fely between the enemy's extreme left and the river. Our exterior lines had already been attacked and partially carried by some of Butler's forces. It was 3 o'clock in the morning when I arrived at Drewry's Bluff. Without a moment's delay, I held a consultation with Colonel D. B. Harris and Colonel W. H. Stevens. The former was my chief engineer, a tried and most efficient officer, who served on my staff from the first Manassas up to the time of his death, which took place on the 10th of October, 1864; the latter was also an able engineer on duty in and around Richmond. They acquainted me with the exact state of affairs in our immediate front, and described the encounter of the previous evening between part of Butler's forces and ours. The outlook was not encouraging, although the damage incurred might have been more serious, and even General Butler, I thought, could have done better under the circumstances. Colonel Stevens had also given me, that morning, a succinct account of

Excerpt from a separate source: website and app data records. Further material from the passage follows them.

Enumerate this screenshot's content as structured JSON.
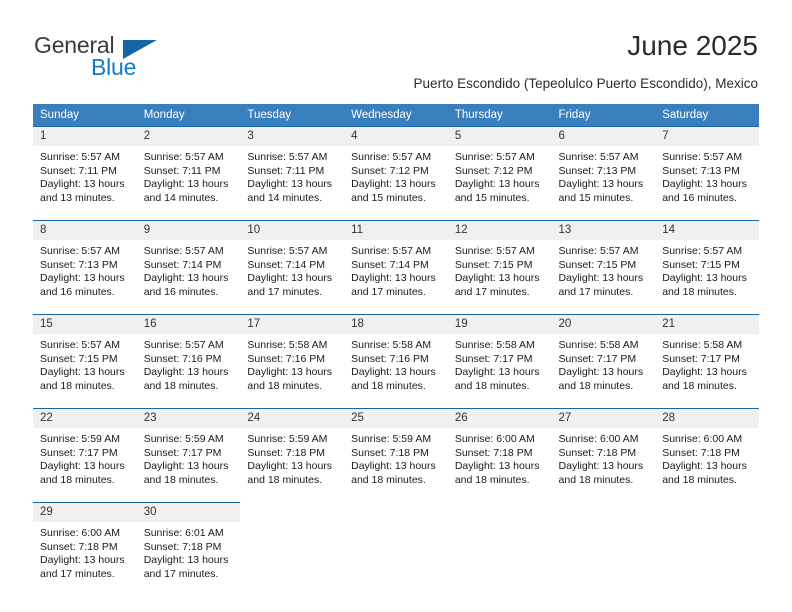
{
  "brand": {
    "name_part1": "General",
    "name_part2": "Blue",
    "triangle_icon": "triangle-logo-icon",
    "accent_color": "#1579c4"
  },
  "header": {
    "title": "June 2025",
    "subtitle": "Puerto Escondido (Tepeolulco Puerto Escondido), Mexico"
  },
  "calendar": {
    "header_bg_color": "#3a7fbd",
    "daynum_bg_color": "#f0f0f0",
    "row_divider_color": "#1565a8",
    "weekday_headers": [
      "Sunday",
      "Monday",
      "Tuesday",
      "Wednesday",
      "Thursday",
      "Friday",
      "Saturday"
    ],
    "weeks": [
      [
        {
          "day": "1",
          "sunrise": "Sunrise: 5:57 AM",
          "sunset": "Sunset: 7:11 PM",
          "daylight": "Daylight: 13 hours and 13 minutes."
        },
        {
          "day": "2",
          "sunrise": "Sunrise: 5:57 AM",
          "sunset": "Sunset: 7:11 PM",
          "daylight": "Daylight: 13 hours and 14 minutes."
        },
        {
          "day": "3",
          "sunrise": "Sunrise: 5:57 AM",
          "sunset": "Sunset: 7:11 PM",
          "daylight": "Daylight: 13 hours and 14 minutes."
        },
        {
          "day": "4",
          "sunrise": "Sunrise: 5:57 AM",
          "sunset": "Sunset: 7:12 PM",
          "daylight": "Daylight: 13 hours and 15 minutes."
        },
        {
          "day": "5",
          "sunrise": "Sunrise: 5:57 AM",
          "sunset": "Sunset: 7:12 PM",
          "daylight": "Daylight: 13 hours and 15 minutes."
        },
        {
          "day": "6",
          "sunrise": "Sunrise: 5:57 AM",
          "sunset": "Sunset: 7:13 PM",
          "daylight": "Daylight: 13 hours and 15 minutes."
        },
        {
          "day": "7",
          "sunrise": "Sunrise: 5:57 AM",
          "sunset": "Sunset: 7:13 PM",
          "daylight": "Daylight: 13 hours and 16 minutes."
        }
      ],
      [
        {
          "day": "8",
          "sunrise": "Sunrise: 5:57 AM",
          "sunset": "Sunset: 7:13 PM",
          "daylight": "Daylight: 13 hours and 16 minutes."
        },
        {
          "day": "9",
          "sunrise": "Sunrise: 5:57 AM",
          "sunset": "Sunset: 7:14 PM",
          "daylight": "Daylight: 13 hours and 16 minutes."
        },
        {
          "day": "10",
          "sunrise": "Sunrise: 5:57 AM",
          "sunset": "Sunset: 7:14 PM",
          "daylight": "Daylight: 13 hours and 17 minutes."
        },
        {
          "day": "11",
          "sunrise": "Sunrise: 5:57 AM",
          "sunset": "Sunset: 7:14 PM",
          "daylight": "Daylight: 13 hours and 17 minutes."
        },
        {
          "day": "12",
          "sunrise": "Sunrise: 5:57 AM",
          "sunset": "Sunset: 7:15 PM",
          "daylight": "Daylight: 13 hours and 17 minutes."
        },
        {
          "day": "13",
          "sunrise": "Sunrise: 5:57 AM",
          "sunset": "Sunset: 7:15 PM",
          "daylight": "Daylight: 13 hours and 17 minutes."
        },
        {
          "day": "14",
          "sunrise": "Sunrise: 5:57 AM",
          "sunset": "Sunset: 7:15 PM",
          "daylight": "Daylight: 13 hours and 18 minutes."
        }
      ],
      [
        {
          "day": "15",
          "sunrise": "Sunrise: 5:57 AM",
          "sunset": "Sunset: 7:15 PM",
          "daylight": "Daylight: 13 hours and 18 minutes."
        },
        {
          "day": "16",
          "sunrise": "Sunrise: 5:57 AM",
          "sunset": "Sunset: 7:16 PM",
          "daylight": "Daylight: 13 hours and 18 minutes."
        },
        {
          "day": "17",
          "sunrise": "Sunrise: 5:58 AM",
          "sunset": "Sunset: 7:16 PM",
          "daylight": "Daylight: 13 hours and 18 minutes."
        },
        {
          "day": "18",
          "sunrise": "Sunrise: 5:58 AM",
          "sunset": "Sunset: 7:16 PM",
          "daylight": "Daylight: 13 hours and 18 minutes."
        },
        {
          "day": "19",
          "sunrise": "Sunrise: 5:58 AM",
          "sunset": "Sunset: 7:17 PM",
          "daylight": "Daylight: 13 hours and 18 minutes."
        },
        {
          "day": "20",
          "sunrise": "Sunrise: 5:58 AM",
          "sunset": "Sunset: 7:17 PM",
          "daylight": "Daylight: 13 hours and 18 minutes."
        },
        {
          "day": "21",
          "sunrise": "Sunrise: 5:58 AM",
          "sunset": "Sunset: 7:17 PM",
          "daylight": "Daylight: 13 hours and 18 minutes."
        }
      ],
      [
        {
          "day": "22",
          "sunrise": "Sunrise: 5:59 AM",
          "sunset": "Sunset: 7:17 PM",
          "daylight": "Daylight: 13 hours and 18 minutes."
        },
        {
          "day": "23",
          "sunrise": "Sunrise: 5:59 AM",
          "sunset": "Sunset: 7:17 PM",
          "daylight": "Daylight: 13 hours and 18 minutes."
        },
        {
          "day": "24",
          "sunrise": "Sunrise: 5:59 AM",
          "sunset": "Sunset: 7:18 PM",
          "daylight": "Daylight: 13 hours and 18 minutes."
        },
        {
          "day": "25",
          "sunrise": "Sunrise: 5:59 AM",
          "sunset": "Sunset: 7:18 PM",
          "daylight": "Daylight: 13 hours and 18 minutes."
        },
        {
          "day": "26",
          "sunrise": "Sunrise: 6:00 AM",
          "sunset": "Sunset: 7:18 PM",
          "daylight": "Daylight: 13 hours and 18 minutes."
        },
        {
          "day": "27",
          "sunrise": "Sunrise: 6:00 AM",
          "sunset": "Sunset: 7:18 PM",
          "daylight": "Daylight: 13 hours and 18 minutes."
        },
        {
          "day": "28",
          "sunrise": "Sunrise: 6:00 AM",
          "sunset": "Sunset: 7:18 PM",
          "daylight": "Daylight: 13 hours and 18 minutes."
        }
      ],
      [
        {
          "day": "29",
          "sunrise": "Sunrise: 6:00 AM",
          "sunset": "Sunset: 7:18 PM",
          "daylight": "Daylight: 13 hours and 17 minutes."
        },
        {
          "day": "30",
          "sunrise": "Sunrise: 6:01 AM",
          "sunset": "Sunset: 7:18 PM",
          "daylight": "Daylight: 13 hours and 17 minutes."
        },
        {
          "day": "",
          "sunrise": "",
          "sunset": "",
          "daylight": ""
        },
        {
          "day": "",
          "sunrise": "",
          "sunset": "",
          "daylight": ""
        },
        {
          "day": "",
          "sunrise": "",
          "sunset": "",
          "daylight": ""
        },
        {
          "day": "",
          "sunrise": "",
          "sunset": "",
          "daylight": ""
        },
        {
          "day": "",
          "sunrise": "",
          "sunset": "",
          "daylight": ""
        }
      ]
    ]
  }
}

Robert Underwood Johnson, Clarence Clough Buell, Battles and Leaders of the Civil War. Volume 4., Resume of military operations in Missouri and Arkansas, 1864-65. (search)

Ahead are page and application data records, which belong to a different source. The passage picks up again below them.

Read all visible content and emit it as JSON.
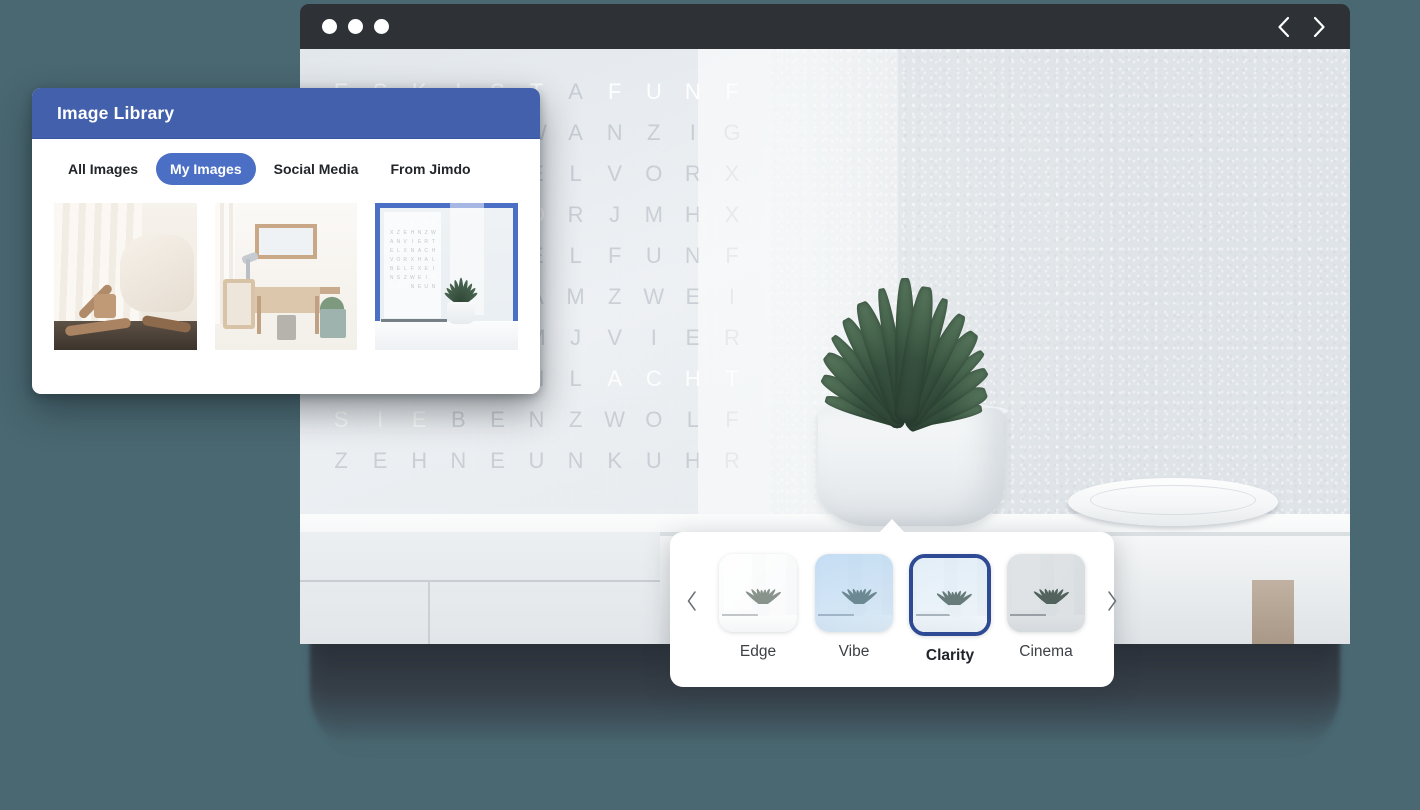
{
  "page": {
    "background_color": "#4a6872"
  },
  "browser": {
    "titlebar": {
      "traffic_lights": [
        "dot-1",
        "dot-2",
        "dot-3"
      ],
      "nav_back_icon": "chevron-left-icon",
      "nav_forward_icon": "chevron-right-icon",
      "background_color": "#2e3135"
    }
  },
  "canvas": {
    "photo_description": "Succulent plant in white ceramic pot on a white shelf",
    "poster_letters": [
      "E",
      "S",
      "K",
      "I",
      "S",
      "T",
      "A",
      "F",
      "U",
      "N",
      "F",
      "Z",
      "E",
      "H",
      "N",
      "Z",
      "W",
      "A",
      "N",
      "Z",
      "I",
      "G",
      "V",
      "I",
      "E",
      "R",
      "T",
      "E",
      "L",
      "V",
      "O",
      "R",
      "X",
      "N",
      "A",
      "C",
      "H",
      "V",
      "O",
      "R",
      "J",
      "M",
      "H",
      "X",
      "H",
      "A",
      "L",
      "B",
      "X",
      "E",
      "L",
      "F",
      "U",
      "N",
      "F",
      "E",
      "I",
      "N",
      "S",
      "X",
      "A",
      "M",
      "Z",
      "W",
      "E",
      "I",
      "D",
      "R",
      "E",
      "I",
      "P",
      "M",
      "J",
      "V",
      "I",
      "E",
      "R",
      "S",
      "E",
      "C",
      "H",
      "S",
      "N",
      "L",
      "A",
      "C",
      "H",
      "T",
      "S",
      "I",
      "E",
      "B",
      "E",
      "N",
      "Z",
      "W",
      "O",
      "L",
      "F",
      "Z",
      "E",
      "H",
      "N",
      "E",
      "U",
      "N",
      "K",
      "U",
      "H",
      "R"
    ],
    "poster_lit_indices": [
      0,
      1,
      2,
      3,
      4,
      5,
      7,
      8,
      9,
      10,
      35,
      36,
      37,
      38,
      84,
      85,
      86,
      87,
      88,
      89,
      90
    ]
  },
  "library": {
    "title": "Image Library",
    "header_color": "#4260ab",
    "accent_color": "#4a6fc4",
    "tabs": [
      {
        "label": "All Images",
        "active": false
      },
      {
        "label": "My Images",
        "active": true
      },
      {
        "label": "Social Media",
        "active": false
      },
      {
        "label": "From Jimdo",
        "active": false
      }
    ],
    "images": [
      {
        "name": "bedroom-sofa-thumbnail",
        "selected": false
      },
      {
        "name": "desk-workspace-thumbnail",
        "selected": false
      },
      {
        "name": "plant-shelf-thumbnail",
        "selected": true
      }
    ],
    "thumb3_poster_letters": [
      "E",
      "S",
      "T",
      "F",
      "U",
      "N",
      "F",
      "X",
      "Z",
      "E",
      "H",
      "N",
      "Z",
      "W",
      "A",
      "N",
      "V",
      "I",
      "E",
      "R",
      "T",
      "E",
      "L",
      "X",
      "N",
      "A",
      "C",
      "H",
      "V",
      "O",
      "R",
      "X",
      "H",
      "A",
      "L",
      "B",
      "E",
      "L",
      "F",
      "X",
      "E",
      "I",
      "N",
      "S",
      "Z",
      "W",
      "E",
      "I",
      "A",
      "C",
      "H",
      "T",
      "N",
      "E",
      "U",
      "N"
    ],
    "thumb3_lit_indices": [
      0,
      1,
      2,
      3,
      4,
      5,
      6,
      48,
      49,
      50,
      51
    ]
  },
  "filter_panel": {
    "prev_icon": "chevron-left-icon",
    "next_icon": "chevron-right-icon",
    "selected_border_color": "#2f4a94",
    "filters": [
      {
        "label": "Edge",
        "selected": false,
        "tint": "tint-edge"
      },
      {
        "label": "Vibe",
        "selected": false,
        "tint": "tint-vibe"
      },
      {
        "label": "Clarity",
        "selected": true,
        "tint": "tint-clarity"
      },
      {
        "label": "Cinema",
        "selected": false,
        "tint": "tint-cinema"
      }
    ]
  }
}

invasion. In response to the governor's call, twenty-four regiments of militia were hastily organized, and took position along the eastern line of the State. Early in these preparatory operations for the defense of the border, Major-General George Sykes, General Sykes, who was relieved from the command of the Fifth Corps (Army of the Potomac) in March, 1864, was on duty in the Department of Kansas from April 20th, 1864, until June 7th, 1865. For a part of this time (September 1st-October 10th, 1864) he was in command of the District of South Kansas.--editors. commanding the District of South Kansas, was, at his own request, relieved, and Major-General James G. Blunt was placed in command. As soon as information was received that Price had been driven from Jefferson City and was moving westward, Curtis and Blunt took the field in person to direct the operations of their forces in defense of the border. Blunt took the available force of the volunteers and several sections of arti